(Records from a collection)
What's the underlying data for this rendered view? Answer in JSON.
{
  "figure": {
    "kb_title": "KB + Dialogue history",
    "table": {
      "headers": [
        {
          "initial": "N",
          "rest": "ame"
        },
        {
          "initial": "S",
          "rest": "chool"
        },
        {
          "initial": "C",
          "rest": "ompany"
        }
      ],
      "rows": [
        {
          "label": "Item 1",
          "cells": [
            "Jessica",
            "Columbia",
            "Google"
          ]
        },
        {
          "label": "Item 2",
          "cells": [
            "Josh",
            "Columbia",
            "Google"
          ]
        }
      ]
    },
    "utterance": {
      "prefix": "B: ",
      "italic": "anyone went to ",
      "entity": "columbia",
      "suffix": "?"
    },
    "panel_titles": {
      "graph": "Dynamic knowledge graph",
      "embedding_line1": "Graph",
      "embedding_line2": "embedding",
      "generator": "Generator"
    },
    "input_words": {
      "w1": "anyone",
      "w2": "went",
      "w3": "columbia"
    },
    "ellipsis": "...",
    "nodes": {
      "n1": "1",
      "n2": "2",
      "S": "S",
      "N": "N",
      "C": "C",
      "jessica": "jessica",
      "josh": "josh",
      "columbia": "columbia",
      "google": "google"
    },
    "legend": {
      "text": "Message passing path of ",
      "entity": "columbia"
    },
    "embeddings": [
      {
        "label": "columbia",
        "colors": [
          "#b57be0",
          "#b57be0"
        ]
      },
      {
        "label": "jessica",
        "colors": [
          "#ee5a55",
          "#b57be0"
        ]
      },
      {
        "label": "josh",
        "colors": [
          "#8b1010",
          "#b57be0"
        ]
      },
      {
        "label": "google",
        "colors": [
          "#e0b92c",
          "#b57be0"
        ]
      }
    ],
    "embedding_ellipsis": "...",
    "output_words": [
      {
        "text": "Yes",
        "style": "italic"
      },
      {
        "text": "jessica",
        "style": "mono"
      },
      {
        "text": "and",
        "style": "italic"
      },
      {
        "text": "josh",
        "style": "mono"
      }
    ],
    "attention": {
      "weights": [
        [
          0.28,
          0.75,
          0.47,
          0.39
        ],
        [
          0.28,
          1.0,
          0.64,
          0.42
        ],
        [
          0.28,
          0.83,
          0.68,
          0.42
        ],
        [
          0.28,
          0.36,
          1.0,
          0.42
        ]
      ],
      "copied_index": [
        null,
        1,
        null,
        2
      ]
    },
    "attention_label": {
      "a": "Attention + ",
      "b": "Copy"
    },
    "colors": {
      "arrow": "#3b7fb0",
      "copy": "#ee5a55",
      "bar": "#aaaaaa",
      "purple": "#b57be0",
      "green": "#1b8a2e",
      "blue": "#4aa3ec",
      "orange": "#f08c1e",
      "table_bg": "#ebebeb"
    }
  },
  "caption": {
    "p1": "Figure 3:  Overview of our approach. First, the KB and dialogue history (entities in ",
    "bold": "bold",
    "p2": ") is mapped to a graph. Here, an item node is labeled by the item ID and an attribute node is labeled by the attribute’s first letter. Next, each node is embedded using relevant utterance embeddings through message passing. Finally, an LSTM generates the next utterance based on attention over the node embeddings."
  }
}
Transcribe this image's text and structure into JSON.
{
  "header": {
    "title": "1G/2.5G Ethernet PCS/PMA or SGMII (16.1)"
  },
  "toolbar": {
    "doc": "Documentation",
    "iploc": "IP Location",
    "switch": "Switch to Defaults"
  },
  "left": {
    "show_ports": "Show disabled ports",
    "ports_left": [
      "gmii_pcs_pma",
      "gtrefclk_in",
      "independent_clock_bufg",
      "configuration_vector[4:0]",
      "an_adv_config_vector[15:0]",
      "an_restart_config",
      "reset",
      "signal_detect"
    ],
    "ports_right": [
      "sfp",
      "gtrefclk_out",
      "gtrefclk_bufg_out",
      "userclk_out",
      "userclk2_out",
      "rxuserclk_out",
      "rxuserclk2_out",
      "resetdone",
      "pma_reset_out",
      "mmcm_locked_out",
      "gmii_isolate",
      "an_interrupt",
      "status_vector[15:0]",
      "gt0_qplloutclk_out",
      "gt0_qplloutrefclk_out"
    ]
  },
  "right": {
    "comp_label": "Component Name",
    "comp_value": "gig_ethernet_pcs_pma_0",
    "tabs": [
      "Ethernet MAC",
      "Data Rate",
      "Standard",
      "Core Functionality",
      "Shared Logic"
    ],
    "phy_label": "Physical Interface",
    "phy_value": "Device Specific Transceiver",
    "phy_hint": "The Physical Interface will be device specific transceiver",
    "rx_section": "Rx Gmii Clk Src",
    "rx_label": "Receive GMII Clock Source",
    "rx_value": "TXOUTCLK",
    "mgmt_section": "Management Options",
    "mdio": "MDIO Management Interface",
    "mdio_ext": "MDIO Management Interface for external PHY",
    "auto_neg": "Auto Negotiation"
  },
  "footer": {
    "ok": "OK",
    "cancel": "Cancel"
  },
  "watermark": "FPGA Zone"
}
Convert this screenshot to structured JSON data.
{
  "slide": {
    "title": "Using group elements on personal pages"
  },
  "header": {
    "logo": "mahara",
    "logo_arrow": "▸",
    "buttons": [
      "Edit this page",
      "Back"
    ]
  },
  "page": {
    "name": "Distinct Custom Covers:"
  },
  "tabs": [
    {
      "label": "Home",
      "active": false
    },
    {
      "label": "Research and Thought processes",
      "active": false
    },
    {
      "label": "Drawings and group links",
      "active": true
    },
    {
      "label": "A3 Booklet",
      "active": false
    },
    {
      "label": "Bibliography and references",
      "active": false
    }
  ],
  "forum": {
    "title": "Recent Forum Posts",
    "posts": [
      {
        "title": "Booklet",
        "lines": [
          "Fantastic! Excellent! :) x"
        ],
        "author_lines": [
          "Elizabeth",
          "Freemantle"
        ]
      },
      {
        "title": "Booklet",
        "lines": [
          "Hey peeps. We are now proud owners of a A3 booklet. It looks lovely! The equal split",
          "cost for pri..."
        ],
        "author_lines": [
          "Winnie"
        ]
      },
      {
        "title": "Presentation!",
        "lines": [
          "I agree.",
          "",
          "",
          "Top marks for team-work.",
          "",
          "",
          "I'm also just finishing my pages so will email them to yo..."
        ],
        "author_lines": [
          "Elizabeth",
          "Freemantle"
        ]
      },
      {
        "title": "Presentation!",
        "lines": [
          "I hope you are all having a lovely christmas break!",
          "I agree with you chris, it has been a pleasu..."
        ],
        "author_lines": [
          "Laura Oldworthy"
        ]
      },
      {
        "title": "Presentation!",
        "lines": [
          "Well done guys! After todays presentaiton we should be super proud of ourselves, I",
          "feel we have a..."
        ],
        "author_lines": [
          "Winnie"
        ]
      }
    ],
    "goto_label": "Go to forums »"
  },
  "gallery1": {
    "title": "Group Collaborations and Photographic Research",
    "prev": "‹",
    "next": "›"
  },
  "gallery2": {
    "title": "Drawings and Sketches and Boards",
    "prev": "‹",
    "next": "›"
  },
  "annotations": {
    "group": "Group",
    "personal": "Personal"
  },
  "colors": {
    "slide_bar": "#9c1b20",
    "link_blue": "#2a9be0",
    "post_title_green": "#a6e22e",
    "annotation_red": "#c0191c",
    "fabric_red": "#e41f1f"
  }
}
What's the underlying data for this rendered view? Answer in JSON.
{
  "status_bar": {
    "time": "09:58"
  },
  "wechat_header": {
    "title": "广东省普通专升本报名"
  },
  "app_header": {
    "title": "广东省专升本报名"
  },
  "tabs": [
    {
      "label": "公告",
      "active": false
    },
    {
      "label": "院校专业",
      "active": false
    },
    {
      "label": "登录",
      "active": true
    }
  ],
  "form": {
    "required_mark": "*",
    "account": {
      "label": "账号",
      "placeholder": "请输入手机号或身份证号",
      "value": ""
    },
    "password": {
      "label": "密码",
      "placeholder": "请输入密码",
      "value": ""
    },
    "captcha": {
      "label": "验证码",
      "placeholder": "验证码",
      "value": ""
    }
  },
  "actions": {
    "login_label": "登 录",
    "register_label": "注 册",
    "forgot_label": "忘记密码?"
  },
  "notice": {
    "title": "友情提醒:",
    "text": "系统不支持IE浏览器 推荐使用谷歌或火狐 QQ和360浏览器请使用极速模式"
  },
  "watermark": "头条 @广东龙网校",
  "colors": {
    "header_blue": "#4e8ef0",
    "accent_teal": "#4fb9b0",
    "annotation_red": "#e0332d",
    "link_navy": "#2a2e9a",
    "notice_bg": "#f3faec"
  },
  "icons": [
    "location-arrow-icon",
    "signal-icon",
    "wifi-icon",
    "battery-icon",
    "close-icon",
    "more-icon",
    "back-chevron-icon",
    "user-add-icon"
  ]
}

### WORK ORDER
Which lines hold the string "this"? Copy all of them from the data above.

### WRITTEN SOLUTION
What's the underlying data for this rendered view? Answer in JSON.
Transcribe this image's text and structure into JSON.
Convert this screenshot to structured JSON data.
      "Edit this page",
What's the underlying data for this rendered view? Answer in JSON.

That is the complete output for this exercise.